▶ **Problem**
Where a line below holds the string "screenshot", copy that line.

▶ **Extracted information**
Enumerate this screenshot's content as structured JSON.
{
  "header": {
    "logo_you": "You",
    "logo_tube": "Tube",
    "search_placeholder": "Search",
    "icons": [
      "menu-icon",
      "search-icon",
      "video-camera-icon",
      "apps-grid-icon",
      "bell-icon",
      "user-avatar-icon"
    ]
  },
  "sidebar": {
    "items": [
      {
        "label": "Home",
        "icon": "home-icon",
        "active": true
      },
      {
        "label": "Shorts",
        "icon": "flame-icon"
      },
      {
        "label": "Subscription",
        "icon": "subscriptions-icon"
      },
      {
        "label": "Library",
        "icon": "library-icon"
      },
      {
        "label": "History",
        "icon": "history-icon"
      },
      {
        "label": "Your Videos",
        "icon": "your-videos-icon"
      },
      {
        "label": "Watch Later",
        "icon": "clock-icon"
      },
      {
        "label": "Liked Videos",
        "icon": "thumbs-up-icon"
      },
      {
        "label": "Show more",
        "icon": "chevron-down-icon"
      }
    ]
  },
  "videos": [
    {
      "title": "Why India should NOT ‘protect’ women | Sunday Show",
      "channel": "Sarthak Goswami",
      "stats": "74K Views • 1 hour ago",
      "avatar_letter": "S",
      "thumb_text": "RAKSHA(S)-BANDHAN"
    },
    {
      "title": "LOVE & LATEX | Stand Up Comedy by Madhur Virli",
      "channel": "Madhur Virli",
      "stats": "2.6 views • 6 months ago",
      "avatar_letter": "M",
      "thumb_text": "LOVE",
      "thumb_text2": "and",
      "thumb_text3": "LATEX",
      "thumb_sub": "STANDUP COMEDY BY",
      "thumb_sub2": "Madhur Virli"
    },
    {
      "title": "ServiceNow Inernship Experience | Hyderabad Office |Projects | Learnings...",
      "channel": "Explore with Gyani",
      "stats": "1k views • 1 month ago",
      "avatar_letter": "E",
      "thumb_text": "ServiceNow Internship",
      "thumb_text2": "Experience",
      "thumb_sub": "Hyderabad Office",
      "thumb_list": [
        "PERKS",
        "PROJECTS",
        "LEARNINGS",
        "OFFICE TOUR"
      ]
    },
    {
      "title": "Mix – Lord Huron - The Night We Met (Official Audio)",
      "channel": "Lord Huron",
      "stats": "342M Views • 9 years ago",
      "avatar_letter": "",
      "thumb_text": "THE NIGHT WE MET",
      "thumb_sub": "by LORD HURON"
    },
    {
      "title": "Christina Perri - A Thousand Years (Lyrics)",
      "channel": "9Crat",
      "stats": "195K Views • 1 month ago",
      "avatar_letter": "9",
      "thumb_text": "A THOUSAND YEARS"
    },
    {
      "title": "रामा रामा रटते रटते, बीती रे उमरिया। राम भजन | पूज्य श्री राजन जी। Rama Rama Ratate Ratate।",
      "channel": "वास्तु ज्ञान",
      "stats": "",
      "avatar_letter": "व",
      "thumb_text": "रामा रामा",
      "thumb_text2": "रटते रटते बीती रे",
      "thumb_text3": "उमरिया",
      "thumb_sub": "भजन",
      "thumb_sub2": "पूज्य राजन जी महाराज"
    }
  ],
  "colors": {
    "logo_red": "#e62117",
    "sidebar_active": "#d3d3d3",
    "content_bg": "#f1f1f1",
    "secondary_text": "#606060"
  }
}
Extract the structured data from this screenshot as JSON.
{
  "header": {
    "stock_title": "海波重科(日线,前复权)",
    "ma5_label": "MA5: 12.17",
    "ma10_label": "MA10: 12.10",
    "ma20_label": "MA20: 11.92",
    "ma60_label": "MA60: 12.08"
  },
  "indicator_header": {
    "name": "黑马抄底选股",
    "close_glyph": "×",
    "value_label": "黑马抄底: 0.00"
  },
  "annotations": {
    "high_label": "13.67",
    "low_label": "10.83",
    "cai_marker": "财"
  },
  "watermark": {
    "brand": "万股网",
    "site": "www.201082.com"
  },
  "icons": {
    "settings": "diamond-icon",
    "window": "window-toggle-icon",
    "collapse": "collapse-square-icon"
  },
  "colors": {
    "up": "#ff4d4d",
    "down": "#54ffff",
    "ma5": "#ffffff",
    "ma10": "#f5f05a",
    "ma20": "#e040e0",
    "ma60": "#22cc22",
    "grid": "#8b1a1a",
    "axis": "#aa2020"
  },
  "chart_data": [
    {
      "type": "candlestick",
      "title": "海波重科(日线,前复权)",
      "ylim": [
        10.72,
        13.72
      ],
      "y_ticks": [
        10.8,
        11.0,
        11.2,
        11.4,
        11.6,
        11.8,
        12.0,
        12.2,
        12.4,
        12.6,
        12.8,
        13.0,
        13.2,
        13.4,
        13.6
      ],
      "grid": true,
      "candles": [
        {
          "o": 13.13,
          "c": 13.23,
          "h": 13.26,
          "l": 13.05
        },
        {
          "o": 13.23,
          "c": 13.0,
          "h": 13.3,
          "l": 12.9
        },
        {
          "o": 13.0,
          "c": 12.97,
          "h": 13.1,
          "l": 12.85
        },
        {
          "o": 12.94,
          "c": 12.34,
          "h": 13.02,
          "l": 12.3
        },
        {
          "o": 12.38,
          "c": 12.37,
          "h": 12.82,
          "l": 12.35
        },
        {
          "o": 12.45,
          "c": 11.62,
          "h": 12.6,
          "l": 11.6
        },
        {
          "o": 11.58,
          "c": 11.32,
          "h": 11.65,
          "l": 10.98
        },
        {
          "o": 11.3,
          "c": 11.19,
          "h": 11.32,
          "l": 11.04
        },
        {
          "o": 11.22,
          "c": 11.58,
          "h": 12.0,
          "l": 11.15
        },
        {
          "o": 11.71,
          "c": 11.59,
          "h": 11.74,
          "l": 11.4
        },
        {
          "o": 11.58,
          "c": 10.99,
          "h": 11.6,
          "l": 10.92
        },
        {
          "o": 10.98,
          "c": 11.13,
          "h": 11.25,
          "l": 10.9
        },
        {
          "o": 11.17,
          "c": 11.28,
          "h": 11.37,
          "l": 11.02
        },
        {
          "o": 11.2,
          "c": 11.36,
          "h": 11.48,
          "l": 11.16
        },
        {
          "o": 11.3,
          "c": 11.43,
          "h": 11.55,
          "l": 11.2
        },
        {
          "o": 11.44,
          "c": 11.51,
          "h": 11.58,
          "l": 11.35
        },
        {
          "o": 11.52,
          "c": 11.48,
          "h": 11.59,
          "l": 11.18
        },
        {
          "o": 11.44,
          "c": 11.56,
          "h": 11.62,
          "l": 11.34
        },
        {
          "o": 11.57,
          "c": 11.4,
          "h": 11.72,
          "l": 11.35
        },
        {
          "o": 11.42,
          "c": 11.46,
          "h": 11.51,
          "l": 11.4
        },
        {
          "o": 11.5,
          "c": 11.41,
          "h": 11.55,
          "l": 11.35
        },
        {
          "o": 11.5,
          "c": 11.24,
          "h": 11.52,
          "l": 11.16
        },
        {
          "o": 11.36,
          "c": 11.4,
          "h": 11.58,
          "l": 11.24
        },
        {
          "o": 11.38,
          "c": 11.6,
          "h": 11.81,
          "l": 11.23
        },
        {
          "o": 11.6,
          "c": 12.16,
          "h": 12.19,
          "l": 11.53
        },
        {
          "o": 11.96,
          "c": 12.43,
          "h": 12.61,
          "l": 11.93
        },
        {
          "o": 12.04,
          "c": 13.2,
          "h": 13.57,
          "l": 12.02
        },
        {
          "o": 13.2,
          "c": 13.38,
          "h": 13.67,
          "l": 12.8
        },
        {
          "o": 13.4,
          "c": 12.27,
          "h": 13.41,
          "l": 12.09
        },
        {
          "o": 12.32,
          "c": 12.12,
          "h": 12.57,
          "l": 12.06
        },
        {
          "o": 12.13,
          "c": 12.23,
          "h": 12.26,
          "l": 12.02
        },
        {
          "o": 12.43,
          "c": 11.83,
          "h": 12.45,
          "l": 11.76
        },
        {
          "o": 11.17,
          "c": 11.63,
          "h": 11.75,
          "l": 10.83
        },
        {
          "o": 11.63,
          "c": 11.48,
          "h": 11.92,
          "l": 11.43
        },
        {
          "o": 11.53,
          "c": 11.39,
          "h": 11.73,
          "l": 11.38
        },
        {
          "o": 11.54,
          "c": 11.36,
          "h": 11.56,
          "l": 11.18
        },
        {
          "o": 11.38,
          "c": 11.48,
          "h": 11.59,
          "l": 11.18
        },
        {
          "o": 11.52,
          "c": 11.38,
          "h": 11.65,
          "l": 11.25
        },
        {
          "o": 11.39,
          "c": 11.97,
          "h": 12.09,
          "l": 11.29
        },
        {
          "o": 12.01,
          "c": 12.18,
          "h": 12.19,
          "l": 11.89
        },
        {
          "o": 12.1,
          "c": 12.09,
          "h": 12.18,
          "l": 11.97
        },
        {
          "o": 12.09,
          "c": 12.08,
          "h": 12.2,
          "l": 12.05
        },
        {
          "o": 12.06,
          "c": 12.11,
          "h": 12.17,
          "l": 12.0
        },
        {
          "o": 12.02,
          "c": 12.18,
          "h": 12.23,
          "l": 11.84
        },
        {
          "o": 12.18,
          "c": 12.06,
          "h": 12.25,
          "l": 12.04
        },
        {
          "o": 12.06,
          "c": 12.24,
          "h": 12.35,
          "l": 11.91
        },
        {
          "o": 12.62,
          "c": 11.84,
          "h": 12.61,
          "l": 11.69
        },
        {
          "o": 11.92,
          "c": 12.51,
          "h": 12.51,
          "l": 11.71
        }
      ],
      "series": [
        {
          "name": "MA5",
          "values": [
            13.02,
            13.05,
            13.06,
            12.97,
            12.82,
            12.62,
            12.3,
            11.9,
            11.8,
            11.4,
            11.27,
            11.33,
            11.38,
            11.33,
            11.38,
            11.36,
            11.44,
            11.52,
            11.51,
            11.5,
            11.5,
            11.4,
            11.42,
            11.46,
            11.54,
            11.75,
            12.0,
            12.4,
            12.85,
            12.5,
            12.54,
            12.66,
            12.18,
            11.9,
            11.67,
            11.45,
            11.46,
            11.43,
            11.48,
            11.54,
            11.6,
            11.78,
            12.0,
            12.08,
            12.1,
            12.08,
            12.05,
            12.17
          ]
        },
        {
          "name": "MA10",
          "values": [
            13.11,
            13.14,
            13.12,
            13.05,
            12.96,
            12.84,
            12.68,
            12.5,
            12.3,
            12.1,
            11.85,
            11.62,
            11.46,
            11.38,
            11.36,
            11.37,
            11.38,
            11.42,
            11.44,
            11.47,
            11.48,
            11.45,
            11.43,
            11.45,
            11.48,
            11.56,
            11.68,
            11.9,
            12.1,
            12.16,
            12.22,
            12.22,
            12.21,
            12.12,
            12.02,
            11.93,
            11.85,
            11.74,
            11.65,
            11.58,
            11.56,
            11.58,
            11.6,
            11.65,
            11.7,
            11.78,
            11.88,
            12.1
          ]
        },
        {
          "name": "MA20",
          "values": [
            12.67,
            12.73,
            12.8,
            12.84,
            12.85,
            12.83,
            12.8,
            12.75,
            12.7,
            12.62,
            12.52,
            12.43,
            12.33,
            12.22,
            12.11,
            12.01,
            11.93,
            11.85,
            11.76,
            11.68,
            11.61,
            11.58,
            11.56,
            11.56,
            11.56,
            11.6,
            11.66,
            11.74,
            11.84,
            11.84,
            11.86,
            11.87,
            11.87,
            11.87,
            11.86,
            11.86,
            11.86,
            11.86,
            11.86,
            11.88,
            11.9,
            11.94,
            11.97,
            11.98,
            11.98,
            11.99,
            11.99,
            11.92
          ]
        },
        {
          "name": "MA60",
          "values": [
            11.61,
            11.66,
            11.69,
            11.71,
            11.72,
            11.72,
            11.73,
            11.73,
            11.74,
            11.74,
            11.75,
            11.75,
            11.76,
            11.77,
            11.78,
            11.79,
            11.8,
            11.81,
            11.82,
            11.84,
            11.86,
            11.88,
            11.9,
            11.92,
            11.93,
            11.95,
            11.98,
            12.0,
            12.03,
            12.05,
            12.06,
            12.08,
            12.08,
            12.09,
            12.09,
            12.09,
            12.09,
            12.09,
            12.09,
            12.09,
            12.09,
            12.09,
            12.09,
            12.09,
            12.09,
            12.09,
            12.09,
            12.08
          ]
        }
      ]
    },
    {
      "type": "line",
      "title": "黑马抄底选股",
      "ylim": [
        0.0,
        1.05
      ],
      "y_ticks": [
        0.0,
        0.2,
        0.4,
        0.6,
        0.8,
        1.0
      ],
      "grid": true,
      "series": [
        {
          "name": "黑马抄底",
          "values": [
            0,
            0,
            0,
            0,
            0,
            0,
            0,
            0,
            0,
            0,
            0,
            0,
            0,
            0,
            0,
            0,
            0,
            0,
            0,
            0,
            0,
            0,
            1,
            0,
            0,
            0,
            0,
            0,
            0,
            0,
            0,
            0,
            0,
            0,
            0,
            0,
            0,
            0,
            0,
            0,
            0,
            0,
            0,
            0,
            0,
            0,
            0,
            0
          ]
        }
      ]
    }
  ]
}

▶ **Problem solution**
Enumerate this screenshot's content as structured JSON.
Extract the structured data from this screenshot as JSON.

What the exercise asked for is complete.